Between 1969 and 1973 the wine did not yet arouse particular reactions from the critics, but in 1974 a young Luigi Veronelli was the first to realize how great was the stature of that wine, and above all its potential, in fact on the number of Panorama n° 447 of 11/14/1974 dedicates its entire column to Sassicaia, vintage 1968, writing about it in enthusiastic terms. However, a few more years had to pass before it was officially consecrated: in 1978, we were in London, during a "blind" tasting of strictly anonymous bottles, the Sassicaia, from an exceptionally rainy year like 1972, outperformed the best 32 Cabernet Sauvignons of the world, including the best Bordeaux Château.
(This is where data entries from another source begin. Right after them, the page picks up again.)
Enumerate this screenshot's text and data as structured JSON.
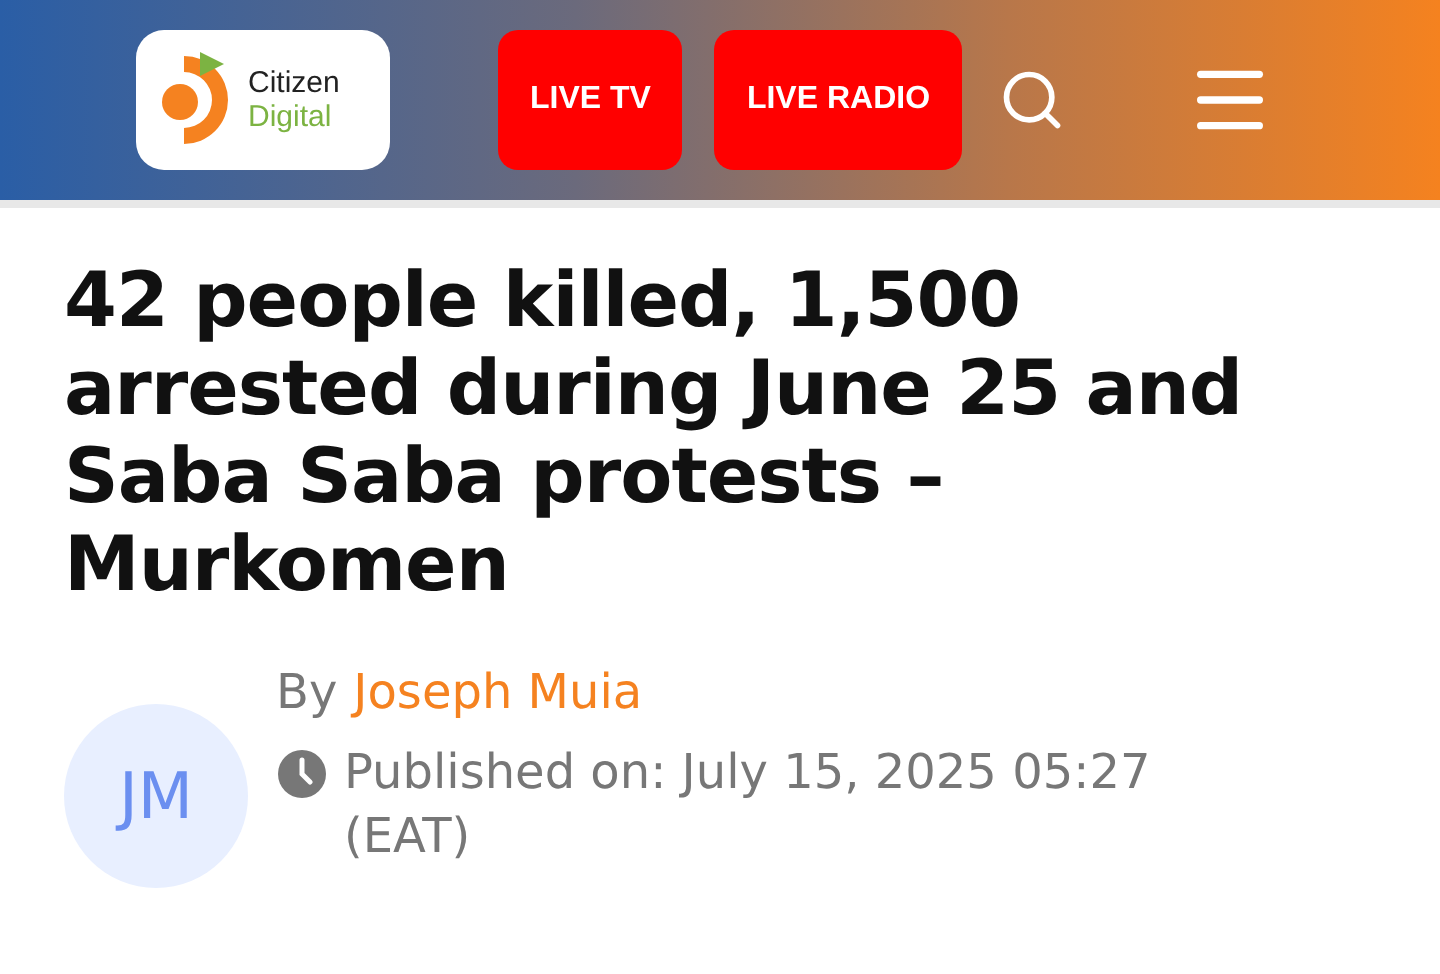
{
  "header": {
    "logo": {
      "line_1": "Citizen",
      "line_2": "Digital"
    },
    "buttons": [
      "LIVE TV",
      "LIVE RADIO"
    ]
  },
  "article": {
    "headline": "42 people killed, 1,500 arrested during June 25 and Saba Saba protests – Murkomen",
    "author": {
      "initials": "JM",
      "by": "By",
      "name": "Joseph Muia"
    },
    "published": "Published on: July 15, 2025 05:27 (EAT)"
  }
}
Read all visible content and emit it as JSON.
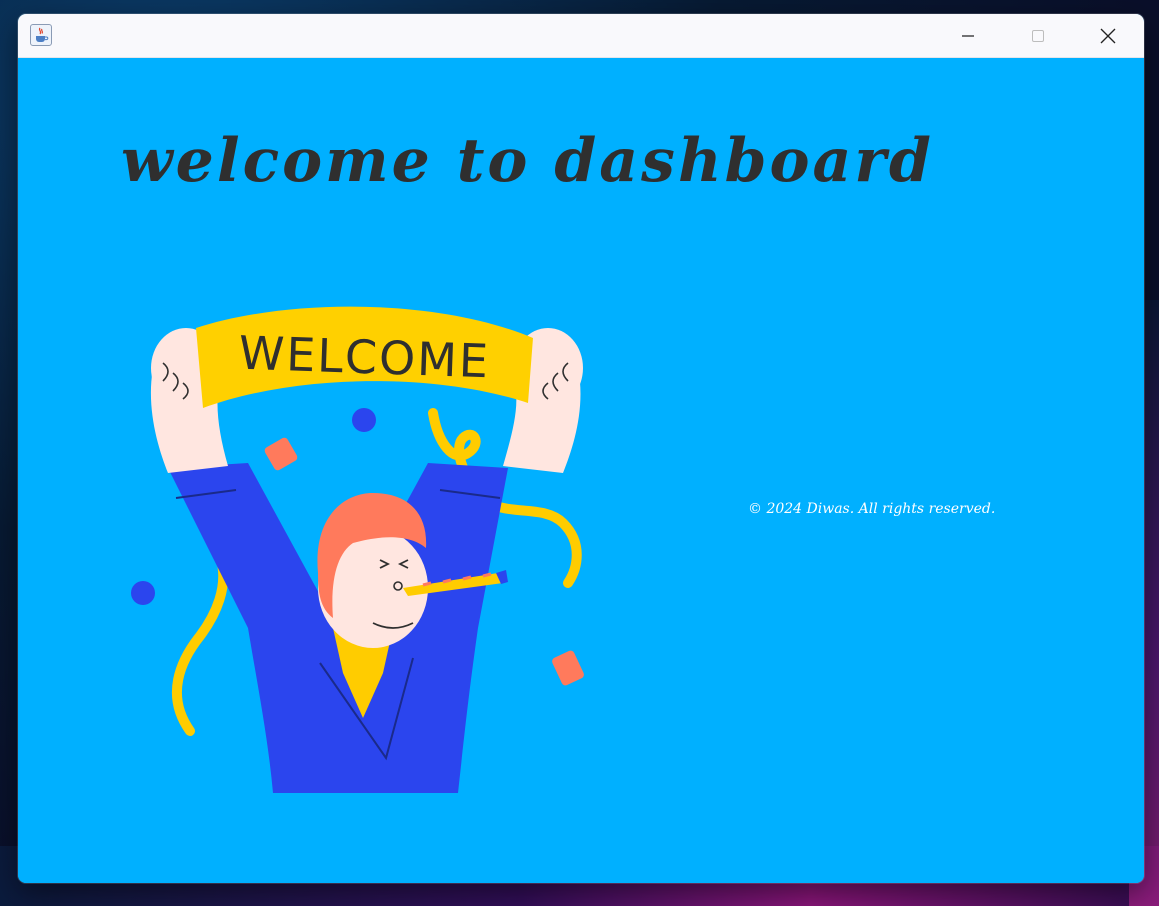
{
  "window": {
    "icon": "java-cup-icon",
    "controls": [
      "minimize-icon",
      "maximize-icon",
      "close-icon"
    ]
  },
  "main": {
    "heading": "welcome to dashboard",
    "banner_text": "WELCOME",
    "footer": "© 2024 Diwas. All rights reserved."
  },
  "colors": {
    "background": "#00b0ff",
    "heading": "#2f2f2f",
    "banner": "#ffd000",
    "jacket": "#2b45ee",
    "hair": "#ff7a5c"
  }
}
In those days it was a truly exceptional event for an Italian wine to put French wines in line. And so the Sassicaia phenomenon explodes on a global level and is recognized, harvest after harvest, among the best and most iconic wines on the planet. The rest is today's history. Niccolò Incisa della Rocchetta, supported today by his daughter Priscilla, firmly leads the estate, inherited on the death of his father Mario, which took place in 1993, after having supported him for many years in the management of the cellar. Long live Sassicaia!